Lets do it for our children

Family Community Counseling Programs

Connecting with Aboriginal Elders

I believe that having a connection between children, youth, and elders is one of the strongest steps that an Aboriginal community can make towards achieving autonomy. In the past the elders in First Nations communities were the teachers and they would always be with the children to teach them about history and respect for all life. From my experience with my elders I was taught the life skills that I have today, and I know that this has played a big part of what has gotten me this far in my life and has helped me achieve so many goals. The ways of learning from elders can be: conducting interviews, visits, workshops, and community gatherings to honour our community elders to gather knowledge, teachings, morals, and wisdom from them. I believe that this would also contribute to the recovery and renewal of Aboriginal societies, because if this strategy becomes effective in communities then we can help heal the consequences of colonization, assimilation, oppression and reduce the effects of elder abuse. If this idea was successful it may become possible to use in mainstream societies and other cultures to empower all elders to have more societal roles in their communities.

Movie Review – Richard Cardinal: Cry from the Diary of a Metis Child

Richard Cardinal: Cry from the Diary of a Metis Child

Alanis Obomsawin is a member of the Abenaki Nation and is one of Canada’s most distinguished documentary filmmakers. One of Obomsawin’s films include: “Richard Cardinal: Cry from the Diary of a Metis Child,” depicting the disturbing examination of adolescent suicide. The film represents a documentary examination of the Child Welfare System in Canada.

The documentary pays homage to Richard Cardinal, a Metis teenager who committed suicide in 1984 by hanging himself from a tree on the lot of what to be his last foster home.

At the age of 17, this young man committed suicide after being shuffled 28 times from foster home to foster home since he was apprehended and separated from his family at the age of four. This film gives Richard a voice on the abuses he suffered at the hands of the foster parents and the Canadian Child Welfare System that failed him in his young life. The trauma he faced throughout his life is portrayed from readings of his diary, interviews with family, foster parents, friends and teachers. The details of Richard’s life echo the assimilation policies set out by the churches and government in the early 1800’s with the introduction of the Indian Act of 1876 and the Residential School Legacy that followed proving that these policies still existed as late as the 1980’s and are still used today.

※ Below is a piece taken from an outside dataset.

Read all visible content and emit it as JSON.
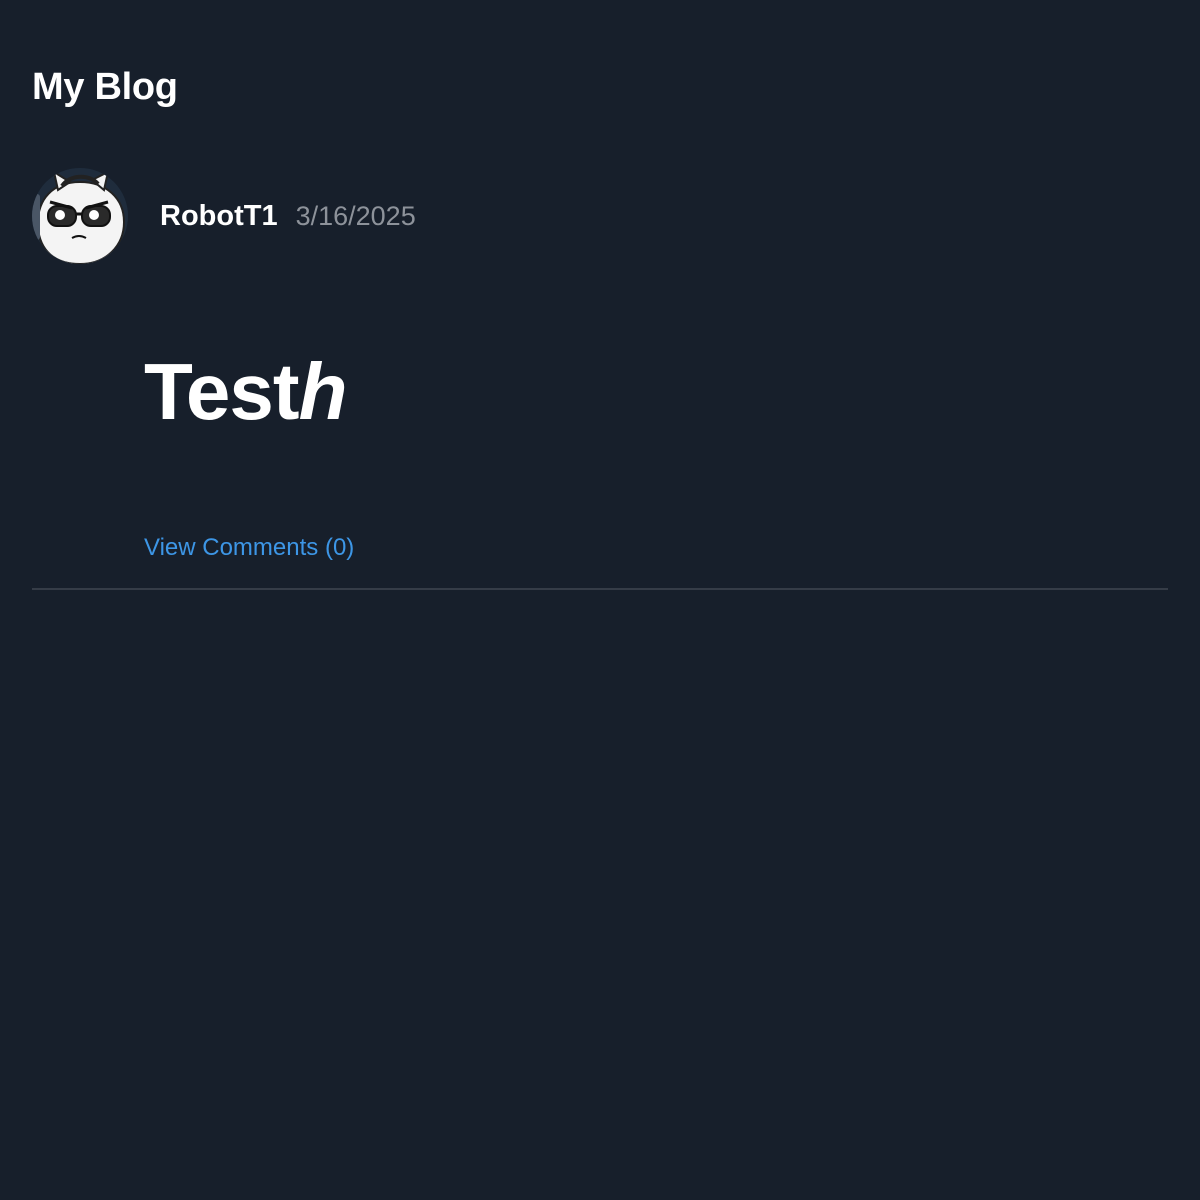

Richard’s story is not unique; many Aboriginal children were taken from their homes and placed in residential schools during the early 1800’s and as late as the 1990’s when the last school closed its doors. It was in the 1960’s that the Child Welfare System began taking Aboriginal children form their reserve homes and placed them in non-native foster homes in hopes of assimilating them into mainstream society.

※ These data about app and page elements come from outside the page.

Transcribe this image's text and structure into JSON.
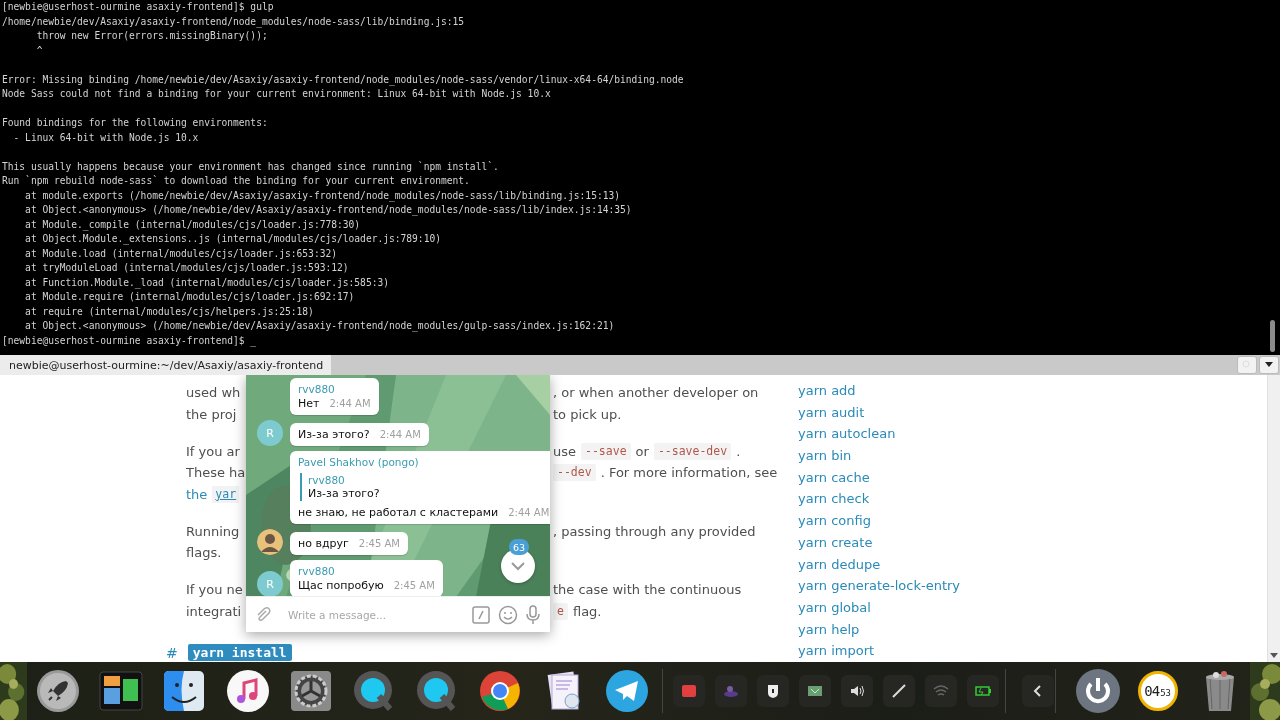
{
  "terminal": {
    "blocks": [
      [
        "[newbie@userhost-ourmine asaxiy-frontend]$ gulp",
        "/home/newbie/dev/Asaxiy/asaxiy-frontend/node_modules/node-sass/lib/binding.js:15",
        "      throw new Error(errors.missingBinary());",
        "      ^"
      ],
      [
        "Error: Missing binding /home/newbie/dev/Asaxiy/asaxiy-frontend/node_modules/node-sass/vendor/linux-x64-64/binding.node",
        "Node Sass could not find a binding for your current environment: Linux 64-bit with Node.js 10.x"
      ],
      [
        "Found bindings for the following environments:",
        "  - Linux 64-bit with Node.js 10.x"
      ],
      [
        "This usually happens because your environment has changed since running `npm install`.",
        "Run `npm rebuild node-sass` to download the binding for your current environment.",
        "    at module.exports (/home/newbie/dev/Asaxiy/asaxiy-frontend/node_modules/node-sass/lib/binding.js:15:13)",
        "    at Object.<anonymous> (/home/newbie/dev/Asaxiy/asaxiy-frontend/node_modules/node-sass/lib/index.js:14:35)",
        "    at Module._compile (internal/modules/cjs/loader.js:778:30)",
        "    at Object.Module._extensions..js (internal/modules/cjs/loader.js:789:10)",
        "    at Module.load (internal/modules/cjs/loader.js:653:32)",
        "    at tryModuleLoad (internal/modules/cjs/loader.js:593:12)",
        "    at Function.Module._load (internal/modules/cjs/loader.js:585:3)",
        "    at Module.require (internal/modules/cjs/loader.js:692:17)",
        "    at require (internal/modules/cjs/helpers.js:25:18)",
        "    at Object.<anonymous> (/home/newbie/dev/Asaxiy/asaxiy-frontend/node_modules/gulp-sass/index.js:162:21)",
        "[newbie@userhost-ourmine asaxiy-frontend]$ _"
      ]
    ]
  },
  "terminal_tabs": [
    {
      "title": "newbie@userhost-ourmine:~/dev/Asaxiy/asaxiy-frontend",
      "selected": true
    }
  ],
  "doc": {
    "paragraphs": [
      {
        "lines": [
          {
            "left": [
              {
                "kind": "text",
                "text": "used wh"
              }
            ],
            "right": [
              {
                "kind": "text",
                "text": ", or when another developer on"
              }
            ]
          },
          {
            "left": [
              {
                "kind": "text",
                "text": "the proj"
              }
            ],
            "right": [
              {
                "kind": "text",
                "text": "to pick up."
              }
            ]
          }
        ]
      },
      {
        "lines": [
          {
            "left": [
              {
                "kind": "text",
                "text": "If you ar"
              }
            ],
            "right": [
              {
                "kind": "text",
                "text": "use"
              },
              {
                "kind": "code",
                "text": "--save"
              },
              {
                "kind": "text",
                "text": "or"
              },
              {
                "kind": "code",
                "text": "--save-dev"
              },
              {
                "kind": "text",
                "text": "."
              }
            ]
          },
          {
            "left": [
              {
                "kind": "text",
                "text": "These ha"
              }
            ],
            "right": [
              {
                "kind": "code",
                "text": "--dev"
              },
              {
                "kind": "text",
                "text": ". For more information, see"
              }
            ]
          },
          {
            "left": [
              {
                "kind": "link",
                "text": "the"
              },
              {
                "kind": "link-code",
                "text": "yar"
              }
            ]
          }
        ]
      },
      {
        "lines": [
          {
            "left": [
              {
                "kind": "text",
                "text": "Running"
              }
            ],
            "right": [
              {
                "kind": "text",
                "text": ", passing through any provided"
              }
            ]
          },
          {
            "left": [
              {
                "kind": "text",
                "text": "flags."
              }
            ]
          }
        ]
      },
      {
        "lines": [
          {
            "left": [
              {
                "kind": "text",
                "text": "If you ne"
              }
            ],
            "right": [
              {
                "kind": "text",
                "text": "the case with the continuous"
              }
            ]
          },
          {
            "left": [
              {
                "kind": "text",
                "text": "integrati"
              }
            ],
            "right": [
              {
                "kind": "code",
                "text": "e"
              },
              {
                "kind": "text",
                "text": "flag."
              }
            ]
          }
        ]
      }
    ],
    "heading": {
      "hash": "#",
      "title": "yarn install"
    }
  },
  "sidebar": {
    "items": [
      "yarn add",
      "yarn audit",
      "yarn autoclean",
      "yarn bin",
      "yarn cache",
      "yarn check",
      "yarn config",
      "yarn create",
      "yarn dedupe",
      "yarn generate-lock-entry",
      "yarn global",
      "yarn help",
      "yarn import"
    ]
  },
  "chat": {
    "messages": [
      {
        "kind": "text",
        "sender": "rvv880",
        "text": "Нет",
        "time": "2:44 AM"
      },
      {
        "kind": "text",
        "text": "Из-за этого?",
        "time": "2:44 AM",
        "letter": "R"
      },
      {
        "kind": "reply",
        "sender": "Pavel Shakhov (pongo)",
        "quote_sender": "rvv880",
        "quote_text": "Из-за этого?",
        "text": "не знаю, не работал с кластерами",
        "time": "2:44 AM"
      },
      {
        "kind": "text",
        "text": "но вдруг",
        "time": "2:45 AM",
        "avatar_image": true
      },
      {
        "kind": "text",
        "sender": "rvv880",
        "text": "Щас попробую",
        "time": "2:45 AM",
        "letter": "R"
      }
    ],
    "unread_badge": "63",
    "input": {
      "placeholder": "Write a message..."
    }
  },
  "dock": {
    "clock": {
      "hours": "04",
      "minutes": "53"
    }
  }
}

The Social Welfare System failed to realize the drastic impact of taking children from their families and how it would reverberate through the generations. The children were stripped of their identities; they grew up not knowing who they were or where they came from because they were taken at such an impressionable young age, leaving them with not knowing where they belonged. I read somewhere that the next most important need in life besides shelter, clothing etc., is the need to belong. Years of abuse and neglect at the hands of their caretakers, the survivors of residential schools passed on to their own children the same abuse and neglect, the only way they knew how because this is how they grew up in the residential school institutions.

The horrific death of Richard Cardinal in 1984 is not unusual, teen suicide in Aboriginal communities is still present today due to the intergenerational impact of the Legacy of the residential school era.

This movie is disturbing to watch, but is much needed in educating mainstream society about the treatment of Aboriginal children in the Canadian Child Welfare System. This is a story that needs to be brought out not only to mainstream society but to Aboriginal communities. Perhaps the cries for help of the youth will be recognized before it is too late. Exposure is key.